● WORK REQUIRED: Each line of the data below that includes the string "placeholder" must be copied.

● INFORMATION SHOWN:
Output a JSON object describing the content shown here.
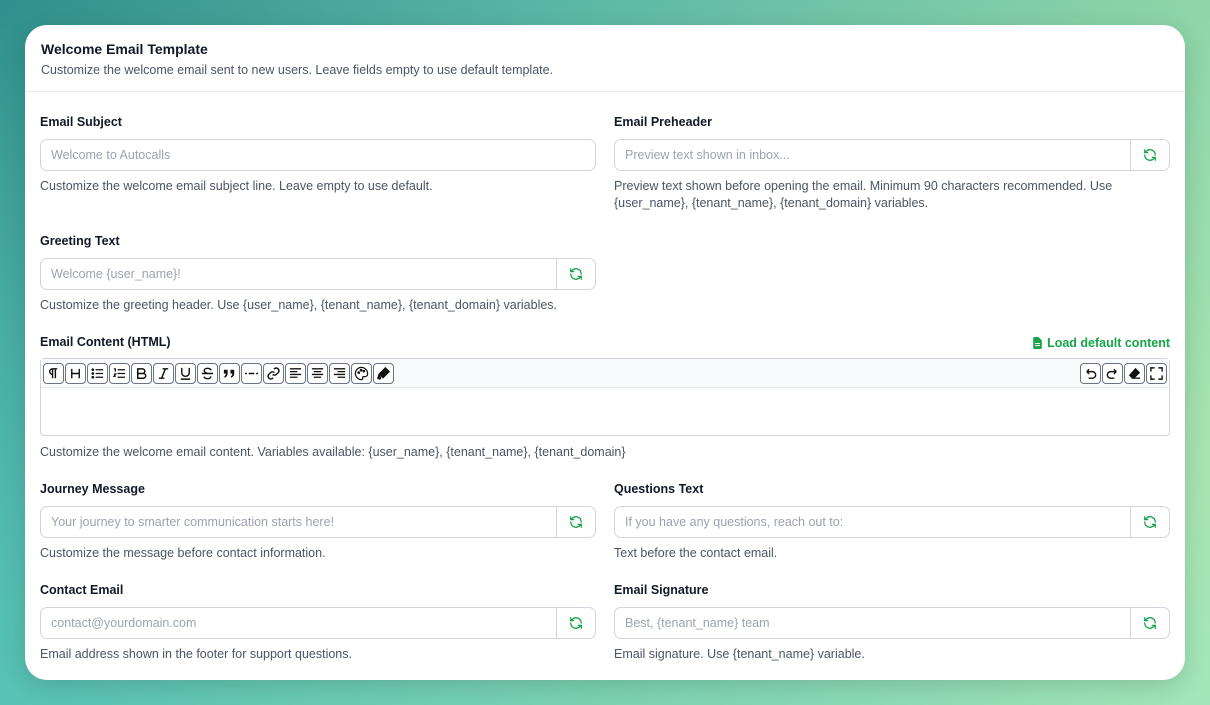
{
  "header": {
    "title": "Welcome Email Template",
    "description": "Customize the welcome email sent to new users. Leave fields empty to use default template."
  },
  "fields": {
    "subject": {
      "label": "Email Subject",
      "placeholder": "Welcome to Autocalls",
      "value": "",
      "help": "Customize the welcome email subject line. Leave empty to use default."
    },
    "preheader": {
      "label": "Email Preheader",
      "placeholder": "Preview text shown in inbox...",
      "value": "",
      "help": "Preview text shown before opening the email. Minimum 90 characters recommended. Use {user_name}, {tenant_name}, {tenant_domain} variables."
    },
    "greeting": {
      "label": "Greeting Text",
      "placeholder": "Welcome {user_name}!",
      "value": "",
      "help": "Customize the greeting header. Use {user_name}, {tenant_name}, {tenant_domain} variables."
    },
    "journey": {
      "label": "Journey Message",
      "placeholder": "Your journey to smarter communication starts here!",
      "value": "",
      "help": "Customize the message before contact information."
    },
    "questions": {
      "label": "Questions Text",
      "placeholder": "If you have any questions, reach out to:",
      "value": "",
      "help": "Text before the contact email."
    },
    "contact": {
      "label": "Contact Email",
      "placeholder": "contact@yourdomain.com",
      "value": "",
      "help": "Email address shown in the footer for support questions."
    },
    "signature": {
      "label": "Email Signature",
      "placeholder": "Best, {tenant_name} team",
      "value": "",
      "help": "Email signature. Use {tenant_name} variable."
    }
  },
  "editor": {
    "label": "Email Content (HTML)",
    "load_default_label": "Load default content",
    "help": "Customize the welcome email content. Variables available: {user_name}, {tenant_name}, {tenant_domain}",
    "toolbar_left": [
      "paragraph-icon",
      "heading-icon",
      "bullet-list-icon",
      "ordered-list-icon",
      "bold-icon",
      "italic-icon",
      "underline-icon",
      "strikethrough-icon",
      "blockquote-icon",
      "horizontal-rule-icon",
      "link-icon",
      "align-left-icon",
      "align-center-icon",
      "align-right-icon",
      "palette-icon",
      "highlighter-icon"
    ],
    "toolbar_right": [
      "undo-icon",
      "redo-icon",
      "eraser-icon",
      "fullscreen-icon"
    ]
  },
  "colors": {
    "accent": "#16a34a",
    "border": "#d1d5db"
  }
}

● EXERCISE RESPONSE:
      "placeholder": "Welcome to Autocalls",
      "placeholder": "Preview text shown in inbox...",
      "placeholder": "Welcome {user_name}!",
      "placeholder": "Your journey to smarter communication starts here!",
      "placeholder": "If you have any questions, reach out to:",
      "placeholder": "contact@yourdomain.com",
      "placeholder": "Best, {tenant_name} team",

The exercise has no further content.